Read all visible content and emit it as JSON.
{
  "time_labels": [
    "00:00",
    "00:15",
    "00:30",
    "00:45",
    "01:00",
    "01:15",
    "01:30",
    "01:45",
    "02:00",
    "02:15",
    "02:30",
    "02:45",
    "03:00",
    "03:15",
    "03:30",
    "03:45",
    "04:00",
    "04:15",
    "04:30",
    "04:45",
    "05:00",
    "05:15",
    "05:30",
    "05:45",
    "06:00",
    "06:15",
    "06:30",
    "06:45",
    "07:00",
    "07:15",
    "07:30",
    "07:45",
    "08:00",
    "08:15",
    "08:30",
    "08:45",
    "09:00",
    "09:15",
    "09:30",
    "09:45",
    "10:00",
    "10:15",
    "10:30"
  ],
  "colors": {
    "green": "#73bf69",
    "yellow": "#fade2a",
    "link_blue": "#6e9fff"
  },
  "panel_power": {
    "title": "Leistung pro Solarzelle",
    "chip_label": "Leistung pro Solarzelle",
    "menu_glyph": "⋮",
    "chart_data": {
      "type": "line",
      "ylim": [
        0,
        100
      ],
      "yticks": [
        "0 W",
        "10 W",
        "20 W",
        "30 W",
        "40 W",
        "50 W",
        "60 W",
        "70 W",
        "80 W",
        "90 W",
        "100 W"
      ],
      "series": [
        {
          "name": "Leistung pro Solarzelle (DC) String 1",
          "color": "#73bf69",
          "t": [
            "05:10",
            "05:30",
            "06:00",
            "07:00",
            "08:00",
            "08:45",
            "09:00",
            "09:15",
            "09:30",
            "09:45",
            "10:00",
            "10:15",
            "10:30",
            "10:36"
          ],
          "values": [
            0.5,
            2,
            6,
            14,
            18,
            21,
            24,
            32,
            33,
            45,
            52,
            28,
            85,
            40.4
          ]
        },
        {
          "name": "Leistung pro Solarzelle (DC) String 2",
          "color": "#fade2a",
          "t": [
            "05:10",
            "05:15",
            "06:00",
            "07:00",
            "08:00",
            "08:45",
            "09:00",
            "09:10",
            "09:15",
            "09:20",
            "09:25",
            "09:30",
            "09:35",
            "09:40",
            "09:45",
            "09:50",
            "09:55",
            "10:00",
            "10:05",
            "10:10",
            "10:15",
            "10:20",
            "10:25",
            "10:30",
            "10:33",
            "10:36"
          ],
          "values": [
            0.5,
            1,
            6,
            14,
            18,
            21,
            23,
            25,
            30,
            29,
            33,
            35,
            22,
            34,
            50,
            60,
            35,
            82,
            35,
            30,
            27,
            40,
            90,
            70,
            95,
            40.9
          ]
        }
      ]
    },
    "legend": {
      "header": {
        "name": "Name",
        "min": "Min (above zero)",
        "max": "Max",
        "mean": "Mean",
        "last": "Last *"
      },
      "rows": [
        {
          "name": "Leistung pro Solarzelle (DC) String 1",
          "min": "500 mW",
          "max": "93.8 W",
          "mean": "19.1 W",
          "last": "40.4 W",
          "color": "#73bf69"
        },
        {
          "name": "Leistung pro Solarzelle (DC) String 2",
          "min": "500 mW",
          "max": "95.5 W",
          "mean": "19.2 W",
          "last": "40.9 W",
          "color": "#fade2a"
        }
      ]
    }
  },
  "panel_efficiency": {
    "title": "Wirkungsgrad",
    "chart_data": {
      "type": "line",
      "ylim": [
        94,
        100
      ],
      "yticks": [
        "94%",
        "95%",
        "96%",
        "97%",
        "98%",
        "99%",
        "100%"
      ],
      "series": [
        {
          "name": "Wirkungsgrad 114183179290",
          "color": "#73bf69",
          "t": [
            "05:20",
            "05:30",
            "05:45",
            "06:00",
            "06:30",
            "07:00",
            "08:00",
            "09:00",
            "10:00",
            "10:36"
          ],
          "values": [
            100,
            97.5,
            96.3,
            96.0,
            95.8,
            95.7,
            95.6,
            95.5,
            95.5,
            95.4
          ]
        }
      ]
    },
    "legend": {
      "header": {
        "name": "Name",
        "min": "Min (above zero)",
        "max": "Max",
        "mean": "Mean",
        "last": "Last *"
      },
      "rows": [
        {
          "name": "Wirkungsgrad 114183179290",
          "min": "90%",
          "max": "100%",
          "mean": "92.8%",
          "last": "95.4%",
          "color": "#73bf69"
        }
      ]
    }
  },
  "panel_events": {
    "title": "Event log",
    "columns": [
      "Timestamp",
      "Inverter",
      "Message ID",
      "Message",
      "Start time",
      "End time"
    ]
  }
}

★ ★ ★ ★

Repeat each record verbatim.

Answer to this task:
Read all visible content and emit it as JSON.
{
  "time_labels": [
    "00:00",
    "00:15",
    "00:30",
    "00:45",
    "01:00",
    "01:15",
    "01:30",
    "01:45",
    "02:00",
    "02:15",
    "02:30",
    "02:45",
    "03:00",
    "03:15",
    "03:30",
    "03:45",
    "04:00",
    "04:15",
    "04:30",
    "04:45",
    "05:00",
    "05:15",
    "05:30",
    "05:45",
    "06:00",
    "06:15",
    "06:30",
    "06:45",
    "07:00",
    "07:15",
    "07:30",
    "07:45",
    "08:00",
    "08:15",
    "08:30",
    "08:45",
    "09:00",
    "09:15",
    "09:30",
    "09:45",
    "10:00",
    "10:15",
    "10:30"
  ],
  "colors": {
    "green": "#73bf69",
    "yellow": "#fade2a",
    "link_blue": "#6e9fff"
  },
  "panel_power": {
    "title": "Leistung pro Solarzelle",
    "chip_label": "Leistung pro Solarzelle",
    "menu_glyph": "⋮",
    "chart_data": {
      "type": "line",
      "ylim": [
        0,
        100
      ],
      "yticks": [
        "0 W",
        "10 W",
        "20 W",
        "30 W",
        "40 W",
        "50 W",
        "60 W",
        "70 W",
        "80 W",
        "90 W",
        "100 W"
      ],
      "series": [
        {
          "name": "Leistung pro Solarzelle (DC) String 1",
          "color": "#73bf69",
          "t": [
            "05:10",
            "05:30",
            "06:00",
            "07:00",
            "08:00",
            "08:45",
            "09:00",
            "09:15",
            "09:30",
            "09:45",
            "10:00",
            "10:15",
            "10:30",
            "10:36"
          ],
          "values": [
            0.5,
            2,
            6,
            14,
            18,
            21,
            24,
            32,
            33,
            45,
            52,
            28,
            85,
            40.4
          ]
        },
        {
          "name": "Leistung pro Solarzelle (DC) String 2",
          "color": "#fade2a",
          "t": [
            "05:10",
            "05:15",
            "06:00",
            "07:00",
            "08:00",
            "08:45",
            "09:00",
            "09:10",
            "09:15",
            "09:20",
            "09:25",
            "09:30",
            "09:35",
            "09:40",
            "09:45",
            "09:50",
            "09:55",
            "10:00",
            "10:05",
            "10:10",
            "10:15",
            "10:20",
            "10:25",
            "10:30",
            "10:33",
            "10:36"
          ],
          "values": [
            0.5,
            1,
            6,
            14,
            18,
            21,
            23,
            25,
            30,
            29,
            33,
            35,
            22,
            34,
            50,
            60,
            35,
            82,
            35,
            30,
            27,
            40,
            90,
            70,
            95,
            40.9
          ]
        }
      ]
    },
    "legend": {
      "header": {
        "name": "Name",
        "min": "Min (above zero)",
        "max": "Max",
        "mean": "Mean",
        "last": "Last *"
      },
      "rows": [
        {
          "name": "Leistung pro Solarzelle (DC) String 1",
          "min": "500 mW",
          "max": "93.8 W",
          "mean": "19.1 W",
          "last": "40.4 W",
          "color": "#73bf69"
        },
        {
          "name": "Leistung pro Solarzelle (DC) String 2",
          "min": "500 mW",
          "max": "95.5 W",
          "mean": "19.2 W",
          "last": "40.9 W",
          "color": "#fade2a"
        }
      ]
    }
  },
  "panel_efficiency": {
    "title": "Wirkungsgrad",
    "chart_data": {
      "type": "line",
      "ylim": [
        94,
        100
      ],
      "yticks": [
        "94%",
        "95%",
        "96%",
        "97%",
        "98%",
        "99%",
        "100%"
      ],
      "series": [
        {
          "name": "Wirkungsgrad 114183179290",
          "color": "#73bf69",
          "t": [
            "05:20",
            "05:30",
            "05:45",
            "06:00",
            "06:30",
            "07:00",
            "08:00",
            "09:00",
            "10:00",
            "10:36"
          ],
          "values": [
            100,
            97.5,
            96.3,
            96.0,
            95.8,
            95.7,
            95.6,
            95.5,
            95.5,
            95.4
          ]
        }
      ]
    },
    "legend": {
      "header": {
        "name": "Name",
        "min": "Min (above zero)",
        "max": "Max",
        "mean": "Mean",
        "last": "Last *"
      },
      "rows": [
        {
          "name": "Wirkungsgrad 114183179290",
          "min": "90%",
          "max": "100%",
          "mean": "92.8%",
          "last": "95.4%",
          "color": "#73bf69"
        }
      ]
    }
  },
  "panel_events": {
    "title": "Event log",
    "columns": [
      "Timestamp",
      "Inverter",
      "Message ID",
      "Message",
      "Start time",
      "End time"
    ]
  }
}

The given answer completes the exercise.